#### Work request
Copying task for the records below: reproduce each one exactly and drop the pictures.

(Saved data entries)
++++++++++++++++++++

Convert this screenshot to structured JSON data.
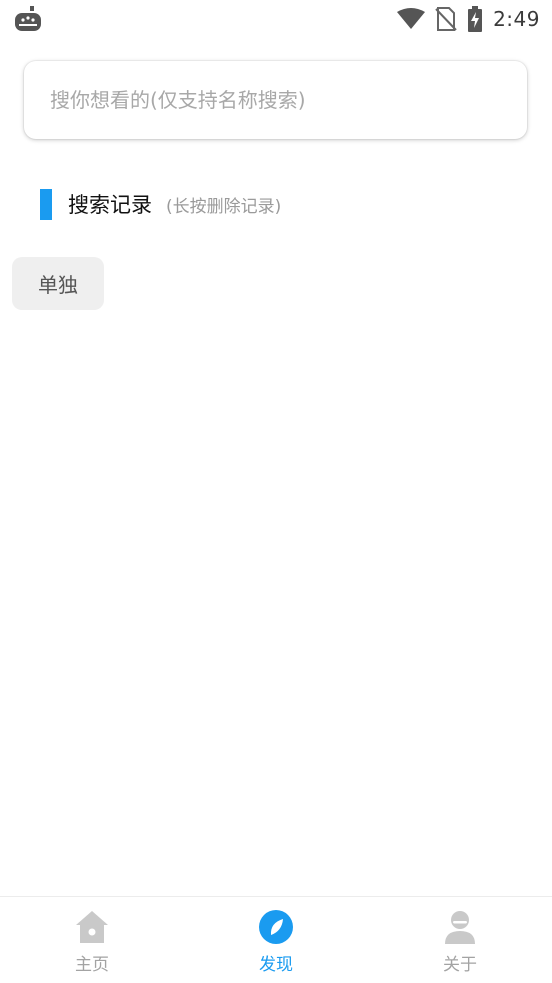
{
  "status_bar": {
    "time": "2:49",
    "icons": [
      "app-notification-icon",
      "wifi-icon",
      "no-sim-icon",
      "battery-charging-icon"
    ]
  },
  "search": {
    "placeholder": "搜你想看的(仅支持名称搜索)",
    "value": ""
  },
  "history": {
    "title": "搜索记录",
    "hint": "(长按删除记录)",
    "items": [
      "单独"
    ]
  },
  "bottom_nav": {
    "items": [
      {
        "label": "主页",
        "icon": "home-icon"
      },
      {
        "label": "发现",
        "icon": "compass-icon"
      },
      {
        "label": "关于",
        "icon": "person-icon"
      }
    ],
    "active_index": 1
  },
  "colors": {
    "accent": "#1a9bf0",
    "inactive": "#a3a3a3",
    "chip_bg": "#efefef",
    "hint_text": "#9a9a9a"
  }
}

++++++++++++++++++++

#### Answer space
Convert this screenshot to structured JSON data.
{
  "status_bar": {
    "time": "2:49",
    "icons": [
      "app-notification-icon",
      "wifi-icon",
      "no-sim-icon",
      "battery-charging-icon"
    ]
  },
  "search": {
    "placeholder": "搜你想看的(仅支持名称搜索)",
    "value": ""
  },
  "history": {
    "title": "搜索记录",
    "hint": "(长按删除记录)",
    "items": [
      "单独"
    ]
  },
  "bottom_nav": {
    "items": [
      {
        "label": "主页",
        "icon": "home-icon"
      },
      {
        "label": "发现",
        "icon": "compass-icon"
      },
      {
        "label": "关于",
        "icon": "person-icon"
      }
    ],
    "active_index": 1
  },
  "colors": {
    "accent": "#1a9bf0",
    "inactive": "#a3a3a3",
    "chip_bg": "#efefef",
    "hint_text": "#9a9a9a"
  }
}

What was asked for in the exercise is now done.